[də′vər·jənt ′sir·ēz]
(mathematics)
An infinite series whose sequence of partial sums does not converge.
McGraw-Hill Dictionary of Scientific & Technical Terms, 6E, Copyright © 2003 by The McGraw-Hill Companies, Inc.
The following article is from The Great Soviet Encyclopedia (1979). It might be outdated or ideologically biased.

Divergent Series

 

a series in which the sequence of partial sums does not have a finite limit. If the general term of the series does not tend to zero, the series diverges, for example, 1 - 1 + 1 - 1 + … + (– 1)n-1. The harmonic series 1 + 1/2 + … + 1/2 + … is an example of a divergent series whose general term tends to zero. There exist numerous classes of divergent series that converge in some generalized sense, since to each such divergent series some “generalized sum” may be assigned that possesses the most important properties of the sum of a convergent series.

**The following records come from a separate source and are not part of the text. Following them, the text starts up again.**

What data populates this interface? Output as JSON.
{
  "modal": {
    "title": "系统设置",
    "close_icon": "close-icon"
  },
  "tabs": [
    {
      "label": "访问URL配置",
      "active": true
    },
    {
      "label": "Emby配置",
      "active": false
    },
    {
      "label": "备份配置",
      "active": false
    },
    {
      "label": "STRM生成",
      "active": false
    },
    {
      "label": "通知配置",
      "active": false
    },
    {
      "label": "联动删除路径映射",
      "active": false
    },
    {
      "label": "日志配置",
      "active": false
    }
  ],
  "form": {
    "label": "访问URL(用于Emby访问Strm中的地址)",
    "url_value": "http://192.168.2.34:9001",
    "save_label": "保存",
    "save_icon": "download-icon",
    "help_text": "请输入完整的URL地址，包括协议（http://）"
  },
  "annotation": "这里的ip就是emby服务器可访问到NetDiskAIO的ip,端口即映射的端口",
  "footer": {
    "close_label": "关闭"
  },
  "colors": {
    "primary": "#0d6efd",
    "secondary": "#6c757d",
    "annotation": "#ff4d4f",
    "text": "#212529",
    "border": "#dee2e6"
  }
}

The Great Soviet Encyclopedia, 3rd Edition (1970-1979). © 2010 The Gale Group, Inc. All rights reserved.